■ **Work task**
Pictures are to be dropped from the copy. Retype the listing exactly.
(Extracted entries Opens)
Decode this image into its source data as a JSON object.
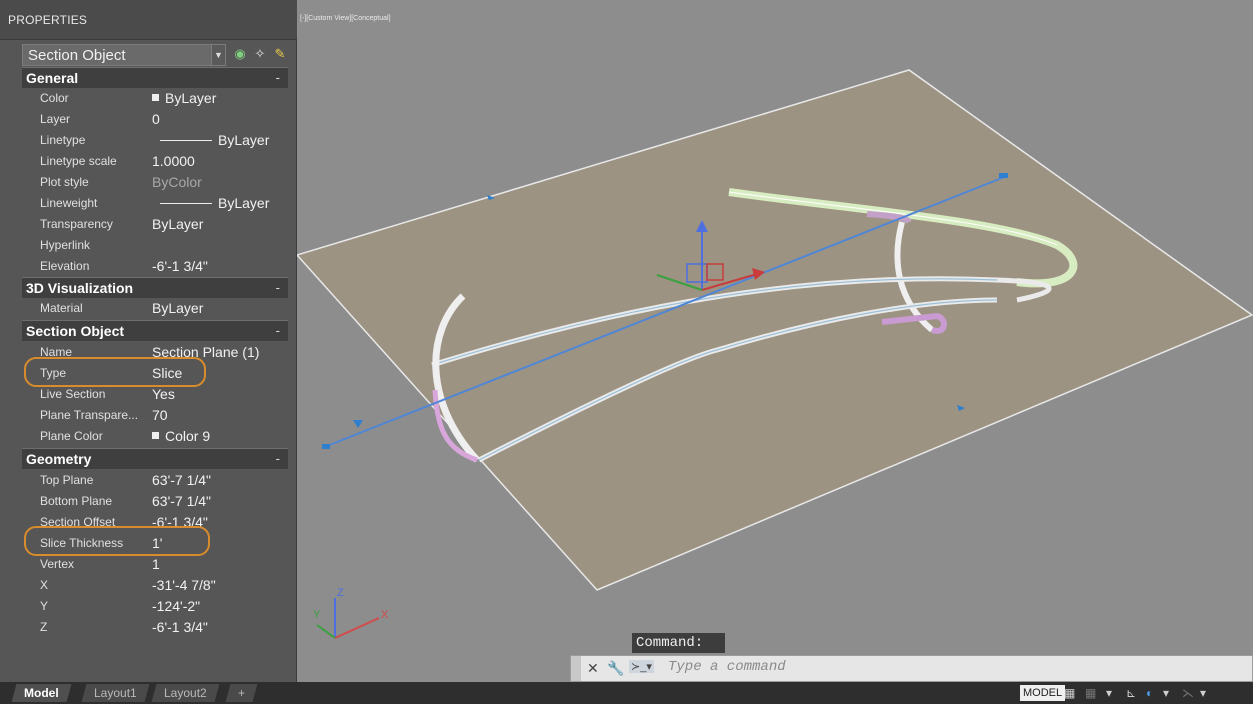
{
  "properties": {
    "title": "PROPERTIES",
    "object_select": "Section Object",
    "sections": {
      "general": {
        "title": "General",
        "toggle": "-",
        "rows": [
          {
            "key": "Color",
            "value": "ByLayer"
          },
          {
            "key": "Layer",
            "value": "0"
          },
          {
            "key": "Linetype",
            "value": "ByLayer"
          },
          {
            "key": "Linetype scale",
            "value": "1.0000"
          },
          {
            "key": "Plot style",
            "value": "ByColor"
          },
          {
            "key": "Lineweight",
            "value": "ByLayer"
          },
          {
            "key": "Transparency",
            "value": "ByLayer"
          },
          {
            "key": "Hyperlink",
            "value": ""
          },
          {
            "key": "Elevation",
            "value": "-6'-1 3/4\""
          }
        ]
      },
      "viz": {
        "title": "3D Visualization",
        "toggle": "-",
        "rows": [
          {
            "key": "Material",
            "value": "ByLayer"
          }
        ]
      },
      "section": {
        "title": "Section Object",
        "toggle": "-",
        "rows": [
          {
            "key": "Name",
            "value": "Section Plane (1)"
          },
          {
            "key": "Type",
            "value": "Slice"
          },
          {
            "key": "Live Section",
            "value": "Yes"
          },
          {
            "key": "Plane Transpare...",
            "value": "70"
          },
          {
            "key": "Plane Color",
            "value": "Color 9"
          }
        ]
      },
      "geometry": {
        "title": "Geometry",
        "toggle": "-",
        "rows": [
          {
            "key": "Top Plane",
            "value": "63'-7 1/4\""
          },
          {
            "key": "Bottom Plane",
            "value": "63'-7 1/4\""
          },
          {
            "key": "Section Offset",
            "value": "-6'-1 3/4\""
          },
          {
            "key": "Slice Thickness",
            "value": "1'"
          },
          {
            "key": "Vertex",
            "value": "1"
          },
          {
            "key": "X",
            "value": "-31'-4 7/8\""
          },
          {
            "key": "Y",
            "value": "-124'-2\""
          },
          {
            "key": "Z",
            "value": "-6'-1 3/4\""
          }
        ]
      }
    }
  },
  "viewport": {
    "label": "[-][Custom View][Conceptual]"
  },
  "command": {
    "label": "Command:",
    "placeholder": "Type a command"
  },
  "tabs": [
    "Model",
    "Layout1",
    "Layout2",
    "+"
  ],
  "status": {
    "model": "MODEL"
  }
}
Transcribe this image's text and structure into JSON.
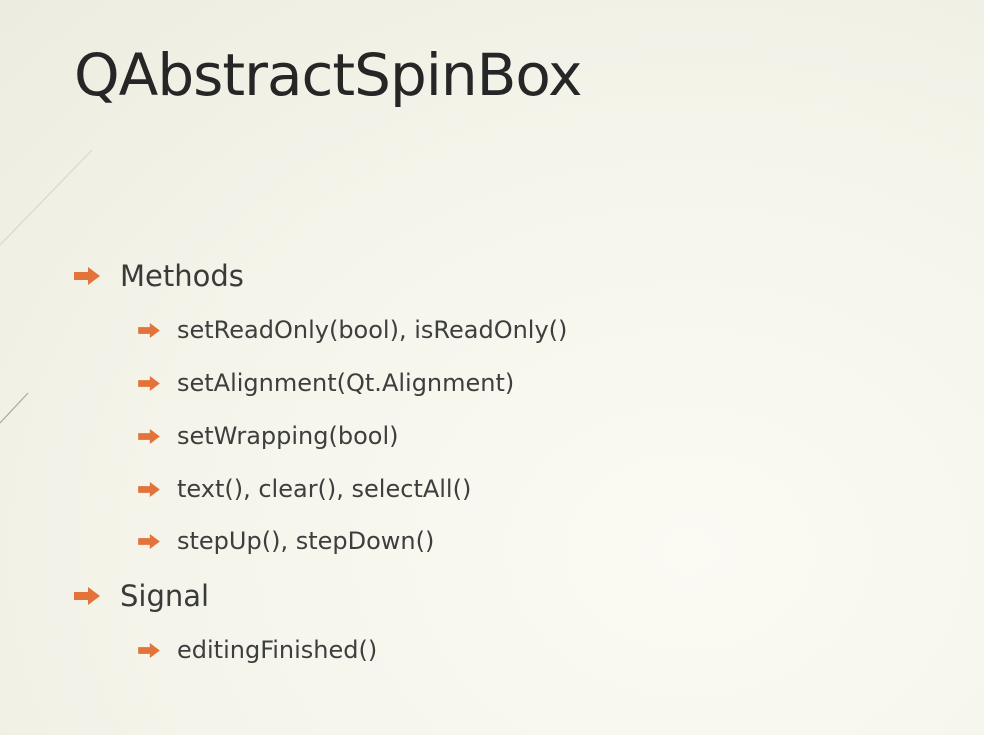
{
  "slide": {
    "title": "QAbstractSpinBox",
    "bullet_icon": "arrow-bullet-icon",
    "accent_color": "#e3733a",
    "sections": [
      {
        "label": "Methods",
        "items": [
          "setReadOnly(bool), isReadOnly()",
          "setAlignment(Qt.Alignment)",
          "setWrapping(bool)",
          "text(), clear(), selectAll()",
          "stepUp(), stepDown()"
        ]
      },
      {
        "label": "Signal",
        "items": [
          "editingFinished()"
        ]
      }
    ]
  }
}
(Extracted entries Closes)
■ **Output**
Decode this image into its source data as a JSON object.
{
  "properties": {
    "title": "PROPERTIES",
    "object_select": "Section Object",
    "sections": {
      "general": {
        "title": "General",
        "toggle": "-",
        "rows": [
          {
            "key": "Color",
            "value": "ByLayer"
          },
          {
            "key": "Layer",
            "value": "0"
          },
          {
            "key": "Linetype",
            "value": "ByLayer"
          },
          {
            "key": "Linetype scale",
            "value": "1.0000"
          },
          {
            "key": "Plot style",
            "value": "ByColor"
          },
          {
            "key": "Lineweight",
            "value": "ByLayer"
          },
          {
            "key": "Transparency",
            "value": "ByLayer"
          },
          {
            "key": "Hyperlink",
            "value": ""
          },
          {
            "key": "Elevation",
            "value": "-6'-1 3/4\""
          }
        ]
      },
      "viz": {
        "title": "3D Visualization",
        "toggle": "-",
        "rows": [
          {
            "key": "Material",
            "value": "ByLayer"
          }
        ]
      },
      "section": {
        "title": "Section Object",
        "toggle": "-",
        "rows": [
          {
            "key": "Name",
            "value": "Section Plane (1)"
          },
          {
            "key": "Type",
            "value": "Slice"
          },
          {
            "key": "Live Section",
            "value": "Yes"
          },
          {
            "key": "Plane Transpare...",
            "value": "70"
          },
          {
            "key": "Plane Color",
            "value": "Color 9"
          }
        ]
      },
      "geometry": {
        "title": "Geometry",
        "toggle": "-",
        "rows": [
          {
            "key": "Top Plane",
            "value": "63'-7 1/4\""
          },
          {
            "key": "Bottom Plane",
            "value": "63'-7 1/4\""
          },
          {
            "key": "Section Offset",
            "value": "-6'-1 3/4\""
          },
          {
            "key": "Slice Thickness",
            "value": "1'"
          },
          {
            "key": "Vertex",
            "value": "1"
          },
          {
            "key": "X",
            "value": "-31'-4 7/8\""
          },
          {
            "key": "Y",
            "value": "-124'-2\""
          },
          {
            "key": "Z",
            "value": "-6'-1 3/4\""
          }
        ]
      }
    }
  },
  "viewport": {
    "label": "[-][Custom View][Conceptual]"
  },
  "command": {
    "label": "Command:",
    "placeholder": "Type a command"
  },
  "tabs": [
    "Model",
    "Layout1",
    "Layout2",
    "+"
  ],
  "status": {
    "model": "MODEL"
  }
}
Transcribe this image's text and structure into JSON.
{
  "slide": {
    "title": "QAbstractSpinBox",
    "bullet_icon": "arrow-bullet-icon",
    "accent_color": "#e3733a",
    "sections": [
      {
        "label": "Methods",
        "items": [
          "setReadOnly(bool), isReadOnly()",
          "setAlignment(Qt.Alignment)",
          "setWrapping(bool)",
          "text(), clear(), selectAll()",
          "stepUp(), stepDown()"
        ]
      },
      {
        "label": "Signal",
        "items": [
          "editingFinished()"
        ]
      }
    ]
  }
}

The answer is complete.